Notes from the Road
Part Ten: Tempe
I think I’ve written before about feeling like a vague person. I’m not sure if I have…
Once, when I was a teenager, a friend of mine told me what his favorite restaurant in NYC was. I had lived there all my life, but I couldn’t point to my favorite spots. To be fair, NYC is always changing, and restaurants come and go before you get a chance to love them most of the time. But still, I felt like, as a native New Yorker, I should have deeper roots. I felt like I was from there, but not of there. Is that a thing?
Anyway, that got me thinking about other things I could try to point to as being definitions of who I was. I am Daisy. I like… Did I have a favorite color? A favorite band? A personal style? I felt like loose kelp on the surface of the sea, just going wherever the tide took me. I am Daisy. I am like loose kelp.
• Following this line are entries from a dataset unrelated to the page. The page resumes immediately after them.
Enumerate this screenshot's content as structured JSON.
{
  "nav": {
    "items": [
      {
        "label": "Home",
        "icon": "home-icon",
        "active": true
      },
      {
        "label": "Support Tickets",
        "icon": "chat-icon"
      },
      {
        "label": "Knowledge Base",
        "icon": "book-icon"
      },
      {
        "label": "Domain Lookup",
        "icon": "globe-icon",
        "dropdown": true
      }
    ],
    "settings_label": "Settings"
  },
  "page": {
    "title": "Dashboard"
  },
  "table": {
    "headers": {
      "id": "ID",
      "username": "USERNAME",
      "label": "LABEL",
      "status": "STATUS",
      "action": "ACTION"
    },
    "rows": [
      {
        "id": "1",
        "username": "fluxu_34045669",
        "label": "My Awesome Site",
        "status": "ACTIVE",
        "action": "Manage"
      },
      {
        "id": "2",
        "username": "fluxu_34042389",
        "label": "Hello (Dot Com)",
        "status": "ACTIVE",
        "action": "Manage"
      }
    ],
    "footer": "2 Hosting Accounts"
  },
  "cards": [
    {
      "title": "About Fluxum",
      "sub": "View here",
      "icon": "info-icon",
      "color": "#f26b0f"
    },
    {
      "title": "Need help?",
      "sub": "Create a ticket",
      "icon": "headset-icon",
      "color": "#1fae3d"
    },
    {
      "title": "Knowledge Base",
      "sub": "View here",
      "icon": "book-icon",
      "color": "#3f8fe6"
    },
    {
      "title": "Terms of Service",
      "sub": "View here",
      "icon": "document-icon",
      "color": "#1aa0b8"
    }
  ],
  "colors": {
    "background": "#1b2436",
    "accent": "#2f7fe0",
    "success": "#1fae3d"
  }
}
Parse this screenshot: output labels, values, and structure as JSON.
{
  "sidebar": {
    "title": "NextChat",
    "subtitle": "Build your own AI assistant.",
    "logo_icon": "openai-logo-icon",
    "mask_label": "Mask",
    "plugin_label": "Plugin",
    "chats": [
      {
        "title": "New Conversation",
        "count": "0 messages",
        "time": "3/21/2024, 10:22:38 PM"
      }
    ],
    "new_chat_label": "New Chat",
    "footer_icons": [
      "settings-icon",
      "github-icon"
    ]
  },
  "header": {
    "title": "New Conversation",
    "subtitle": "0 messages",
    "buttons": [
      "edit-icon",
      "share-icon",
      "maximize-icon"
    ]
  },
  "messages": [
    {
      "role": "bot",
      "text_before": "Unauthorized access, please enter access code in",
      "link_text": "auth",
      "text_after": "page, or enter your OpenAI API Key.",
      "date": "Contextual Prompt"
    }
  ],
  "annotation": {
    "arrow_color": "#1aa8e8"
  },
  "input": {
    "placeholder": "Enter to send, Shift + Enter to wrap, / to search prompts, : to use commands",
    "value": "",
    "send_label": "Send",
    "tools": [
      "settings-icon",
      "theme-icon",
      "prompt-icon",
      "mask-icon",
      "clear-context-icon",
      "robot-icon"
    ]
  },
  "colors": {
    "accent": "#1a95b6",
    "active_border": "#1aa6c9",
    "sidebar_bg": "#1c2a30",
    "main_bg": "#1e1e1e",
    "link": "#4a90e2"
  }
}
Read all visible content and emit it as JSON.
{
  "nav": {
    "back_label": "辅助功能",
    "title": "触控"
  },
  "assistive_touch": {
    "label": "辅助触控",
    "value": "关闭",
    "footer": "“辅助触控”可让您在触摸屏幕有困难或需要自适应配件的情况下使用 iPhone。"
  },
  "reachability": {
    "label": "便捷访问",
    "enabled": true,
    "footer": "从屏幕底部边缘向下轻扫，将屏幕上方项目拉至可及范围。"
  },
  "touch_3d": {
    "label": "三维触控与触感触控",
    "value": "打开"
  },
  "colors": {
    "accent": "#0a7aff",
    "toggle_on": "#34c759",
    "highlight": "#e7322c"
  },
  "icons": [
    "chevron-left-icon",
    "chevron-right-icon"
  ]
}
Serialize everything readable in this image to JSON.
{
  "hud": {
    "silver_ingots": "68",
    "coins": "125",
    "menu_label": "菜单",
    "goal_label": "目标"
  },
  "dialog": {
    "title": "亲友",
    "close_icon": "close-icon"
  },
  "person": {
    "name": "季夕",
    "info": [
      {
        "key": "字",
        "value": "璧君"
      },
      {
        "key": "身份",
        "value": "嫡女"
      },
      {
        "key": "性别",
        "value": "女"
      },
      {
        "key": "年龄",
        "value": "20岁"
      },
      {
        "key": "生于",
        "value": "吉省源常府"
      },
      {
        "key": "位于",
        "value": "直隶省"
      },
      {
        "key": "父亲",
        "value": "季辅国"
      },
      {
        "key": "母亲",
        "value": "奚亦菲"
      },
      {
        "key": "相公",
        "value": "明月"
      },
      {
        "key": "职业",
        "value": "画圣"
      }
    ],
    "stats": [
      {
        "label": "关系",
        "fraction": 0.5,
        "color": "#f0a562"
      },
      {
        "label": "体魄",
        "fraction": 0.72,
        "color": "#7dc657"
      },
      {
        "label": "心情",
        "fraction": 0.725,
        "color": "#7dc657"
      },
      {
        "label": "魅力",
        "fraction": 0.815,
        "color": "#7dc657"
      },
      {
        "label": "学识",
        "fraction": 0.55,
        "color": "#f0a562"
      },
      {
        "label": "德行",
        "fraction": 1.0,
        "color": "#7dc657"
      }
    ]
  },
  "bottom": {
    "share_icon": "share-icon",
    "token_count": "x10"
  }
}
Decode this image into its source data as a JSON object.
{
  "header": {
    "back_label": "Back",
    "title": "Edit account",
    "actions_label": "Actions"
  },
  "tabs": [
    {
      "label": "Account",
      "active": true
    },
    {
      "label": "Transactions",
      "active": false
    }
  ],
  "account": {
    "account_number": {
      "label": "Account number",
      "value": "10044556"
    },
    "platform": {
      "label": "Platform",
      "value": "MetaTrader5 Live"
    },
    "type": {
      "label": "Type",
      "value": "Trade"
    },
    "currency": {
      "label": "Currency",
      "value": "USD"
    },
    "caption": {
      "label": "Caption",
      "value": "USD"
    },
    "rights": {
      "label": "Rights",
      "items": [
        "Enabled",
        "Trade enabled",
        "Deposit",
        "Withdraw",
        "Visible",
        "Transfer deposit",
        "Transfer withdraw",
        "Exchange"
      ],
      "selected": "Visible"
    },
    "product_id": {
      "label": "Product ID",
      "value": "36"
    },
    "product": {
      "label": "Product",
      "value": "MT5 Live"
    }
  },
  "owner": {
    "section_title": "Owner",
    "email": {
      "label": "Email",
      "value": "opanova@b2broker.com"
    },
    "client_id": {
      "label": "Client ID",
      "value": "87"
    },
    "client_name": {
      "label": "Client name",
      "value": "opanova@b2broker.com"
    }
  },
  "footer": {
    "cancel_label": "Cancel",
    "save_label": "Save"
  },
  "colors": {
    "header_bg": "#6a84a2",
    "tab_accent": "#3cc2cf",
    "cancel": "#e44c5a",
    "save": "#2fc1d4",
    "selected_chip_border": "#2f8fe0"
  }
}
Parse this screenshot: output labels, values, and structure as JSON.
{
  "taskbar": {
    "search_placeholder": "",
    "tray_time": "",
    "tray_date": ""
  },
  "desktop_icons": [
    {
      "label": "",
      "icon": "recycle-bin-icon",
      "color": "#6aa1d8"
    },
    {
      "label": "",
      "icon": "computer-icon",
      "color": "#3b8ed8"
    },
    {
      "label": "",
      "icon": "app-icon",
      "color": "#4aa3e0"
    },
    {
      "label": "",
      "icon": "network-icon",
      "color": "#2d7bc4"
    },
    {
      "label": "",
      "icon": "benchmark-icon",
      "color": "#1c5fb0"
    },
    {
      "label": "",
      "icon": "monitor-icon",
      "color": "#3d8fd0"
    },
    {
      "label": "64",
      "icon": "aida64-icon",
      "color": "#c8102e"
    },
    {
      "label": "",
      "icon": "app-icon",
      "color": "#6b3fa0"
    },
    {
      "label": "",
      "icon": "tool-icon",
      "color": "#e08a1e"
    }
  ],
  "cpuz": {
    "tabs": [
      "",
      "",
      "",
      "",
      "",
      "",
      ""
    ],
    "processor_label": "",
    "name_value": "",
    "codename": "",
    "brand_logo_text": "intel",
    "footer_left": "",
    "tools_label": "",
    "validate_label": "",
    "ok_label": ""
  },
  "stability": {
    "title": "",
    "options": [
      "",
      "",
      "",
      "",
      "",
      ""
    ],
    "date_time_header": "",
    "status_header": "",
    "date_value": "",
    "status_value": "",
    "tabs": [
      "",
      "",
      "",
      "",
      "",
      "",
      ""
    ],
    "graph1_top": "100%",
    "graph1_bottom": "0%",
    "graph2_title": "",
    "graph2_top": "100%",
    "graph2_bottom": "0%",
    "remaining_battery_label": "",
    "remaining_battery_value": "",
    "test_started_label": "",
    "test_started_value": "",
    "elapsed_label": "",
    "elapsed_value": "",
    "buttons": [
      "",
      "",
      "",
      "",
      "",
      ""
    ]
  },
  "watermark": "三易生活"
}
Evidence of this vagueness can also be found in my knack for letting others’ reality become my own. In grade school the boys teased me for being weird. So, I thought I was weird. Kids called me nosy. So I decided I was nosy and worked to be so not nosy that I became the person who knew everything months after everyone else. A shithead I dated in my late teens told me I wasn’t the singer I thought I was, so I decided I was a bad singer, and then worked to make that a reality.
It works retroactively, too. A few years ago, I had a traumatizing fight with my parents in which my stepmother counted the ways I had made her life miserable when I was a teenager. She painted a picture of me that made me look like every “bad kid” in an afterschool special. Never mind that I had achieved the highest honor in my profession, stayed in school, still worked professionally, maintained…grades, never got arrested, generally came home on time, went to college early, and didn’t even live with her for the vast majority of her time in our lives. I was a nightmare, she told me. I was married and divorced, and a single mom in her mid-thirties who was asking her parents if she could stay with them for a few months because she was in crisis. I was a failure.
I reached out to the therapist I had been seeing during the period of time in question. She saw me every week through most of my teen years, sometimes twice a week. I told her everything my stepmom had said, and she looked at me with surprise and said, “That’s not at all how I remember you being. And I just reread your file.”
Thank fake god I had her. If I hadn’t had someone so unequivocally challenge my stepmom’s account of me, I would have let that narrative take hold. I would have allowed her to rewrite my history. From then on out I would have been convinced that I had been a hellhound of a teenager and a failure of an adult.
Let’s pause here for me to say that my stepmother has since apologized for her words and we continue to work on repairing our relationship. I am not sharing this story as a means of garnering sympathy or inciting rancor. It’s just an extremely acute example of the power of someone’s opinion of me.
Something I’m learning (in therapy with this woman who saved my life retroactively) is that when someone tells me something about me that I know to be false, rather than remembering that their opinion doesn’t matter, I get livid. When I was younger I got guilty. Someone said I was shitty, and I would instantly feel guilty for being shitty. Today, someone tells me I’m shitty, and I’m instantly like, “You’re shitty, you shitty shit shit!” Though not actually out loud to them. No, instead I just let it fester in my gut and I complain about it ad nauseum.
Who has time anymore?
As I round the corner on 40, along with establishing and maintaining clear boundaries, I am also doing my best to not give a fuck what people think of me. I realize I’m an actor, and my livelihood depends on people’s opinions of me. So, let’s say, short of anything having to do with my career, I’m waving the white flag, putting in earplugs, and forging ahead.
My job, anyone’s job, in life, is to try to go through the world with compassion and love. That’s what I continually strive to do. I try to give people the benefit of the doubt (sometimes to a fault). I try to honor who people are and give them space to be themselves (Which should not be confused with accepting them into my inner, or even outer circle. I can honor you from afar.) I try to not let anyone walk all over me. And I’m trying to not let anyone tell me who I am. I am not perfect at it. Hell, I’m probably not that good at it.
But I am trying.